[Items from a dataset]
•••••

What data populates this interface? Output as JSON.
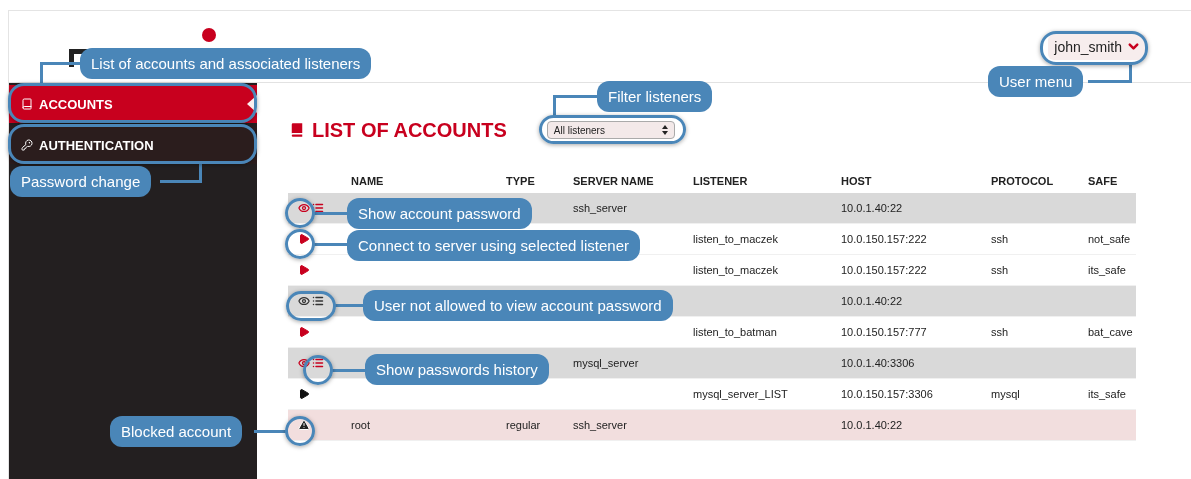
{
  "header": {
    "user_menu": {
      "label": "john_smith"
    }
  },
  "sidebar": {
    "items": [
      {
        "label": "ACCOUNTS",
        "selected": true
      },
      {
        "label": "AUTHENTICATION",
        "selected": false
      }
    ]
  },
  "main": {
    "title": "LIST OF ACCOUNTS",
    "filter": {
      "value": "All listeners"
    },
    "table": {
      "columns": [
        "NAME",
        "TYPE",
        "SERVER NAME",
        "LISTENER",
        "HOST",
        "PROTOCOL",
        "SAFE"
      ],
      "rows": [
        {
          "kind": "account",
          "password_viewable": true,
          "server_name": "ssh_server",
          "host": "10.0.1.40:22"
        },
        {
          "kind": "listener",
          "enabled": true,
          "listener": "listen_to_maczek",
          "host": "10.0.150.157:222",
          "protocol": "ssh",
          "safe": "not_safe"
        },
        {
          "kind": "listener",
          "enabled": true,
          "listener": "listen_to_maczek",
          "host": "10.0.150.157:222",
          "protocol": "ssh",
          "safe": "its_safe"
        },
        {
          "kind": "account",
          "password_viewable": false,
          "host": "10.0.1.40:22"
        },
        {
          "kind": "listener",
          "enabled": true,
          "listener": "listen_to_batman",
          "host": "10.0.150.157:777",
          "protocol": "ssh",
          "safe": "bat_cave"
        },
        {
          "kind": "account",
          "password_viewable": true,
          "server_name": "mysql_server",
          "host": "10.0.1.40:3306"
        },
        {
          "kind": "listener",
          "enabled": false,
          "listener": "mysql_server_LIST",
          "host": "10.0.150.157:3306",
          "protocol": "mysql",
          "safe": "its_safe"
        },
        {
          "kind": "blocked",
          "name": "root",
          "type": "regular",
          "server_name": "ssh_server",
          "host": "10.0.1.40:22"
        }
      ]
    }
  },
  "callouts": [
    {
      "text": "List of accounts and associated listeners"
    },
    {
      "text": "Password change"
    },
    {
      "text": "User menu"
    },
    {
      "text": "Filter listeners"
    },
    {
      "text": "Show account password"
    },
    {
      "text": "Connect to server using selected listener"
    },
    {
      "text": "User not allowed to view account password"
    },
    {
      "text": "Show passwords history"
    },
    {
      "text": "Blocked account"
    }
  ]
}
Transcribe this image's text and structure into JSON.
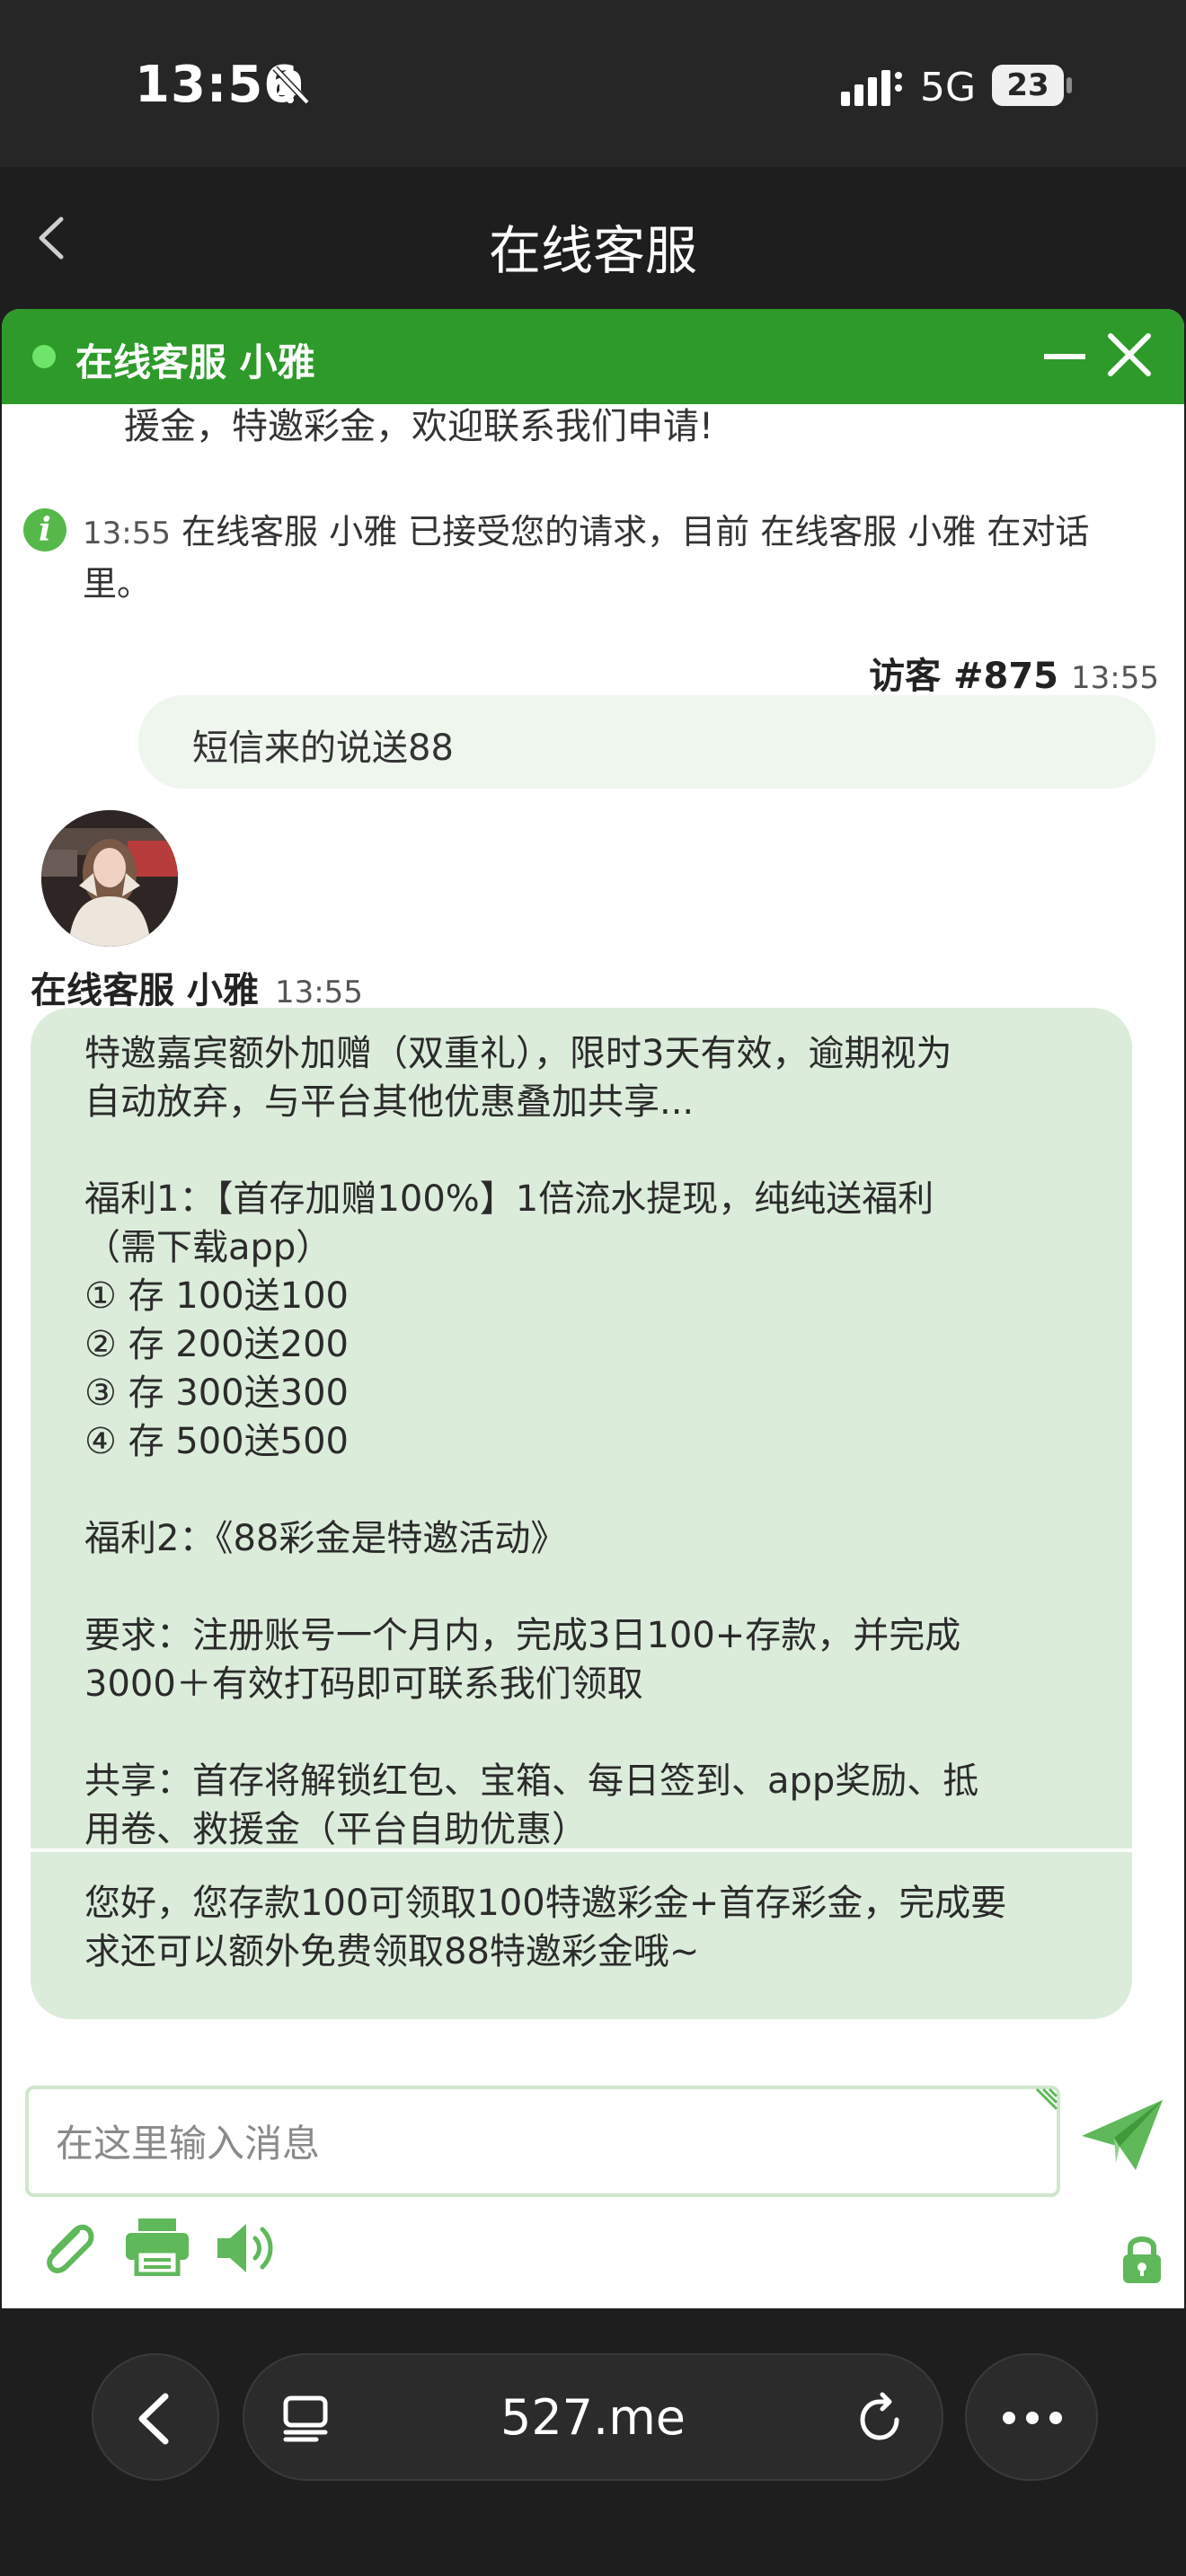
{
  "status_bar": {
    "time": "13:56",
    "network": "5G",
    "battery": "23"
  },
  "nav": {
    "title": "在线客服"
  },
  "chat_header": {
    "title": "在线客服 小雅"
  },
  "chat": {
    "truncated_message": "援金，特邀彩金，欢迎联系我们申请!",
    "system_notice": {
      "time": "13:55",
      "text": "在线客服 小雅 已接受您的请求，目前 在线客服 小雅 在对话里。"
    },
    "visitor": {
      "name": "访客 #875",
      "time": "13:55",
      "message": "短信来的说送88"
    },
    "agent": {
      "name": "在线客服 小雅",
      "time": "13:55",
      "message_lines": [
        "特邀嘉宾额外加赠（双重礼），限时3天有效，逾期视为",
        "自动放弃，与平台其他优惠叠加共享...",
        "",
        "福利1：【首存加赠100%】1倍流水提现，纯纯送福利",
        "（需下载app）",
        "① 存 100送100",
        "② 存 200送200",
        "③ 存 300送300",
        "④ 存 500送500",
        "",
        "福利2：《88彩金是特邀活动》",
        "",
        "要求：注册账号一个月内，完成3日100+存款，并完成",
        "3000＋有效打码即可联系我们领取",
        "",
        "共享：首存将解锁红包、宝箱、每日签到、app奖励、抵",
        "用卷、救援金（平台自助优惠）"
      ],
      "message2_lines": [
        "您好，您存款100可领取100特邀彩金+首存彩金，完成要",
        "求还可以额外免费领取88特邀彩金哦~"
      ]
    }
  },
  "composer": {
    "placeholder": "在这里输入消息"
  },
  "toolbar": {
    "icons": [
      "paperclip-icon",
      "printer-icon",
      "speaker-icon",
      "lock-icon"
    ]
  },
  "browser": {
    "url": "527.me"
  },
  "colors": {
    "brand_green": "#2e9a2a",
    "bubble_agent": "#dcecdb",
    "bubble_visitor": "#eef6ee"
  }
}
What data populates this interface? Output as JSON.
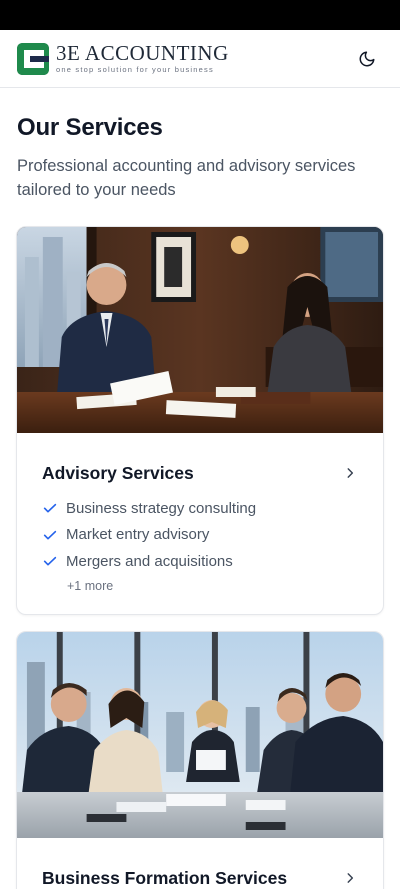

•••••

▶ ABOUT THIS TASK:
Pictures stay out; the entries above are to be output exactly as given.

▶ RESULT FOR THIS TASK:
What data populates this interface? Output as JSON.
{
  "header": {
    "user_menu": {
      "label": "john_smith"
    }
  },
  "sidebar": {
    "items": [
      {
        "label": "ACCOUNTS",
        "selected": true
      },
      {
        "label": "AUTHENTICATION",
        "selected": false
      }
    ]
  },
  "main": {
    "title": "LIST OF ACCOUNTS",
    "filter": {
      "value": "All listeners"
    },
    "table": {
      "columns": [
        "NAME",
        "TYPE",
        "SERVER NAME",
        "LISTENER",
        "HOST",
        "PROTOCOL",
        "SAFE"
      ],
      "rows": [
        {
          "kind": "account",
          "password_viewable": true,
          "server_name": "ssh_server",
          "host": "10.0.1.40:22"
        },
        {
          "kind": "listener",
          "enabled": true,
          "listener": "listen_to_maczek",
          "host": "10.0.150.157:222",
          "protocol": "ssh",
          "safe": "not_safe"
        },
        {
          "kind": "listener",
          "enabled": true,
          "listener": "listen_to_maczek",
          "host": "10.0.150.157:222",
          "protocol": "ssh",
          "safe": "its_safe"
        },
        {
          "kind": "account",
          "password_viewable": false,
          "host": "10.0.1.40:22"
        },
        {
          "kind": "listener",
          "enabled": true,
          "listener": "listen_to_batman",
          "host": "10.0.150.157:777",
          "protocol": "ssh",
          "safe": "bat_cave"
        },
        {
          "kind": "account",
          "password_viewable": true,
          "server_name": "mysql_server",
          "host": "10.0.1.40:3306"
        },
        {
          "kind": "listener",
          "enabled": false,
          "listener": "mysql_server_LIST",
          "host": "10.0.150.157:3306",
          "protocol": "mysql",
          "safe": "its_safe"
        },
        {
          "kind": "blocked",
          "name": "root",
          "type": "regular",
          "server_name": "ssh_server",
          "host": "10.0.1.40:22"
        }
      ]
    }
  },
  "callouts": [
    {
      "text": "List of accounts and associated listeners"
    },
    {
      "text": "Password change"
    },
    {
      "text": "User menu"
    },
    {
      "text": "Filter listeners"
    },
    {
      "text": "Show account password"
    },
    {
      "text": "Connect to server using selected listener"
    },
    {
      "text": "User not allowed to view account password"
    },
    {
      "text": "Show passwords history"
    },
    {
      "text": "Blocked account"
    }
  ]
}
Transcribe this image's text and structure into JSON.
{
  "status_bar": {
    "time": "13:56",
    "network": "5G",
    "battery": "23"
  },
  "nav": {
    "title": "在线客服"
  },
  "chat_header": {
    "title": "在线客服 小雅"
  },
  "chat": {
    "truncated_message": "援金，特邀彩金，欢迎联系我们申请!",
    "system_notice": {
      "time": "13:55",
      "text": "在线客服 小雅 已接受您的请求，目前 在线客服 小雅 在对话里。"
    },
    "visitor": {
      "name": "访客 #875",
      "time": "13:55",
      "message": "短信来的说送88"
    },
    "agent": {
      "name": "在线客服 小雅",
      "time": "13:55",
      "message_lines": [
        "特邀嘉宾额外加赠（双重礼），限时3天有效，逾期视为",
        "自动放弃，与平台其他优惠叠加共享...",
        "",
        "福利1：【首存加赠100%】1倍流水提现，纯纯送福利",
        "（需下载app）",
        "① 存 100送100",
        "② 存 200送200",
        "③ 存 300送300",
        "④ 存 500送500",
        "",
        "福利2：《88彩金是特邀活动》",
        "",
        "要求：注册账号一个月内，完成3日100+存款，并完成",
        "3000＋有效打码即可联系我们领取",
        "",
        "共享：首存将解锁红包、宝箱、每日签到、app奖励、抵",
        "用卷、救援金（平台自助优惠）"
      ],
      "message2_lines": [
        "您好，您存款100可领取100特邀彩金+首存彩金，完成要",
        "求还可以额外免费领取88特邀彩金哦~"
      ]
    }
  },
  "composer": {
    "placeholder": "在这里输入消息"
  },
  "toolbar": {
    "icons": [
      "paperclip-icon",
      "printer-icon",
      "speaker-icon",
      "lock-icon"
    ]
  },
  "browser": {
    "url": "527.me"
  },
  "colors": {
    "brand_green": "#2e9a2a",
    "bubble_agent": "#dcecdb",
    "bubble_visitor": "#eef6ee"
  }
}
What data populates this interface? Output as JSON.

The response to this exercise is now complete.